- MATERIAL FOR THIS EXERCISE -

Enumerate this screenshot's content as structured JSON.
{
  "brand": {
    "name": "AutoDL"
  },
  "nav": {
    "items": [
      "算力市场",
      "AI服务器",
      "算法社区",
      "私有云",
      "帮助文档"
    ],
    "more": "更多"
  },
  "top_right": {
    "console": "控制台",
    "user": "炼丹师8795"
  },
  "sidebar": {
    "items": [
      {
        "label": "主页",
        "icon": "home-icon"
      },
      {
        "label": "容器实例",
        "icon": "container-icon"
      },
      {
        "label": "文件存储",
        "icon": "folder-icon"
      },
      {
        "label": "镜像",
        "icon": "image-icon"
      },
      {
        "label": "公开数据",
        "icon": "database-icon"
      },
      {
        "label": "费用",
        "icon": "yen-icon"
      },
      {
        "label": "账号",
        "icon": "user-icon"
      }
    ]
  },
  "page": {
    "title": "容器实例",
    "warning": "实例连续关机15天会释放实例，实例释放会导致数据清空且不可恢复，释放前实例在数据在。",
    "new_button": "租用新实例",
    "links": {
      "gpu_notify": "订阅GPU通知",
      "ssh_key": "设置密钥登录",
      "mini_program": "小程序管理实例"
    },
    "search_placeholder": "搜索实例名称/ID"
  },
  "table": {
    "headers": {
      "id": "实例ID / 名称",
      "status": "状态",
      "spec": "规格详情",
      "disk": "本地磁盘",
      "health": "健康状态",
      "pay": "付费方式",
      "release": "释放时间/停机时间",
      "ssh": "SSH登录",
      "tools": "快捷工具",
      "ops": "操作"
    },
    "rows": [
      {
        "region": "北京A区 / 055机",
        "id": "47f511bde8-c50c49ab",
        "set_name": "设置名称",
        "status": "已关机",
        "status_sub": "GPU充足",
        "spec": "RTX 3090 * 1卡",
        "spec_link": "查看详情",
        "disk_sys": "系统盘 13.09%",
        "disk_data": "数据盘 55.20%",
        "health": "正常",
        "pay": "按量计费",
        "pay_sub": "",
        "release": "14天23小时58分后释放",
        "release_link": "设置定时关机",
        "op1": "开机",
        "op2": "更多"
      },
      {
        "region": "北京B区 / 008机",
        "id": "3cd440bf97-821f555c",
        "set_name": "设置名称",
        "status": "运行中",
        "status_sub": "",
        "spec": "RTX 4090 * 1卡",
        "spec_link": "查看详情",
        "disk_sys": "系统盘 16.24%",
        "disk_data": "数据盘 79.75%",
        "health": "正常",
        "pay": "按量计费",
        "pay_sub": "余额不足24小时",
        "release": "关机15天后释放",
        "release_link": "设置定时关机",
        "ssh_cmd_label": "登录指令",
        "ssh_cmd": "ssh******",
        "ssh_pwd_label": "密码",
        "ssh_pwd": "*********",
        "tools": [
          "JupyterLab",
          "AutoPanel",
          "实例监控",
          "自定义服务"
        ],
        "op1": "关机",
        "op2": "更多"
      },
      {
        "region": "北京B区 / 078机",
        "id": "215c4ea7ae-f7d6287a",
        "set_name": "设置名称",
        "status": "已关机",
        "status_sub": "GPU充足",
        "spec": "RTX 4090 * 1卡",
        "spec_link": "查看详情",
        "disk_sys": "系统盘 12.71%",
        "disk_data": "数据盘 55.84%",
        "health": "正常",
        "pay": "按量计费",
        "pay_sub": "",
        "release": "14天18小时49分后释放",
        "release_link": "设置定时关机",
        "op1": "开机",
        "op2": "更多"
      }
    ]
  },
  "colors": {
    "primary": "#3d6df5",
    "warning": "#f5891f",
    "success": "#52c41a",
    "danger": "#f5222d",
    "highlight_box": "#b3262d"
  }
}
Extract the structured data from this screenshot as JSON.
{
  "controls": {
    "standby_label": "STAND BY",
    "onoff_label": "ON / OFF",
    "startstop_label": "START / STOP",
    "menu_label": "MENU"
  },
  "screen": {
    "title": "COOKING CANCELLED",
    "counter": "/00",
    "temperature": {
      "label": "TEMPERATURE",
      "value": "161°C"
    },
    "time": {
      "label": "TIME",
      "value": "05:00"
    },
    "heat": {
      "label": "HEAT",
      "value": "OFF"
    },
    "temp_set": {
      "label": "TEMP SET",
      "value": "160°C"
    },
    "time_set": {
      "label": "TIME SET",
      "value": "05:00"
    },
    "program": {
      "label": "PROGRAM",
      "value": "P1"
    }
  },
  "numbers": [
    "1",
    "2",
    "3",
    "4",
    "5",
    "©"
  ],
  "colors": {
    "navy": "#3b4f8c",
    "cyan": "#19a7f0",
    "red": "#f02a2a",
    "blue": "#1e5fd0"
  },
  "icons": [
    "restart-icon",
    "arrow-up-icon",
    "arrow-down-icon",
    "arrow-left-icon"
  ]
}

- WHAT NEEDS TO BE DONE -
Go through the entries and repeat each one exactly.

- EXERCISE RESPONSE -
Enumerate this screenshot's content as structured JSON.
{
  "brand": {
    "name": "AutoDL"
  },
  "nav": {
    "items": [
      "算力市场",
      "AI服务器",
      "算法社区",
      "私有云",
      "帮助文档"
    ],
    "more": "更多"
  },
  "top_right": {
    "console": "控制台",
    "user": "炼丹师8795"
  },
  "sidebar": {
    "items": [
      {
        "label": "主页",
        "icon": "home-icon"
      },
      {
        "label": "容器实例",
        "icon": "container-icon"
      },
      {
        "label": "文件存储",
        "icon": "folder-icon"
      },
      {
        "label": "镜像",
        "icon": "image-icon"
      },
      {
        "label": "公开数据",
        "icon": "database-icon"
      },
      {
        "label": "费用",
        "icon": "yen-icon"
      },
      {
        "label": "账号",
        "icon": "user-icon"
      }
    ]
  },
  "page": {
    "title": "容器实例",
    "warning": "实例连续关机15天会释放实例，实例释放会导致数据清空且不可恢复，释放前实例在数据在。",
    "new_button": "租用新实例",
    "links": {
      "gpu_notify": "订阅GPU通知",
      "ssh_key": "设置密钥登录",
      "mini_program": "小程序管理实例"
    },
    "search_placeholder": "搜索实例名称/ID"
  },
  "table": {
    "headers": {
      "id": "实例ID / 名称",
      "status": "状态",
      "spec": "规格详情",
      "disk": "本地磁盘",
      "health": "健康状态",
      "pay": "付费方式",
      "release": "释放时间/停机时间",
      "ssh": "SSH登录",
      "tools": "快捷工具",
      "ops": "操作"
    },
    "rows": [
      {
        "region": "北京A区 / 055机",
        "id": "47f511bde8-c50c49ab",
        "set_name": "设置名称",
        "status": "已关机",
        "status_sub": "GPU充足",
        "spec": "RTX 3090 * 1卡",
        "spec_link": "查看详情",
        "disk_sys": "系统盘 13.09%",
        "disk_data": "数据盘 55.20%",
        "health": "正常",
        "pay": "按量计费",
        "pay_sub": "",
        "release": "14天23小时58分后释放",
        "release_link": "设置定时关机",
        "op1": "开机",
        "op2": "更多"
      },
      {
        "region": "北京B区 / 008机",
        "id": "3cd440bf97-821f555c",
        "set_name": "设置名称",
        "status": "运行中",
        "status_sub": "",
        "spec": "RTX 4090 * 1卡",
        "spec_link": "查看详情",
        "disk_sys": "系统盘 16.24%",
        "disk_data": "数据盘 79.75%",
        "health": "正常",
        "pay": "按量计费",
        "pay_sub": "余额不足24小时",
        "release": "关机15天后释放",
        "release_link": "设置定时关机",
        "ssh_cmd_label": "登录指令",
        "ssh_cmd": "ssh******",
        "ssh_pwd_label": "密码",
        "ssh_pwd": "*********",
        "tools": [
          "JupyterLab",
          "AutoPanel",
          "实例监控",
          "自定义服务"
        ],
        "op1": "关机",
        "op2": "更多"
      },
      {
        "region": "北京B区 / 078机",
        "id": "215c4ea7ae-f7d6287a",
        "set_name": "设置名称",
        "status": "已关机",
        "status_sub": "GPU充足",
        "spec": "RTX 4090 * 1卡",
        "spec_link": "查看详情",
        "disk_sys": "系统盘 12.71%",
        "disk_data": "数据盘 55.84%",
        "health": "正常",
        "pay": "按量计费",
        "pay_sub": "",
        "release": "14天18小时49分后释放",
        "release_link": "设置定时关机",
        "op1": "开机",
        "op2": "更多"
      }
    ]
  },
  "colors": {
    "primary": "#3d6df5",
    "warning": "#f5891f",
    "success": "#52c41a",
    "danger": "#f5222d",
    "highlight_box": "#b3262d"
  }
}
Extract the structured data from this screenshot as JSON.
{
  "controls": {
    "standby_label": "STAND BY",
    "onoff_label": "ON / OFF",
    "startstop_label": "START / STOP",
    "menu_label": "MENU"
  },
  "screen": {
    "title": "COOKING CANCELLED",
    "counter": "/00",
    "temperature": {
      "label": "TEMPERATURE",
      "value": "161°C"
    },
    "time": {
      "label": "TIME",
      "value": "05:00"
    },
    "heat": {
      "label": "HEAT",
      "value": "OFF"
    },
    "temp_set": {
      "label": "TEMP SET",
      "value": "160°C"
    },
    "time_set": {
      "label": "TIME SET",
      "value": "05:00"
    },
    "program": {
      "label": "PROGRAM",
      "value": "P1"
    }
  },
  "numbers": [
    "1",
    "2",
    "3",
    "4",
    "5",
    "©"
  ],
  "colors": {
    "navy": "#3b4f8c",
    "cyan": "#19a7f0",
    "red": "#f02a2a",
    "blue": "#1e5fd0"
  },
  "icons": [
    "restart-icon",
    "arrow-up-icon",
    "arrow-down-icon",
    "arrow-left-icon"
  ]
}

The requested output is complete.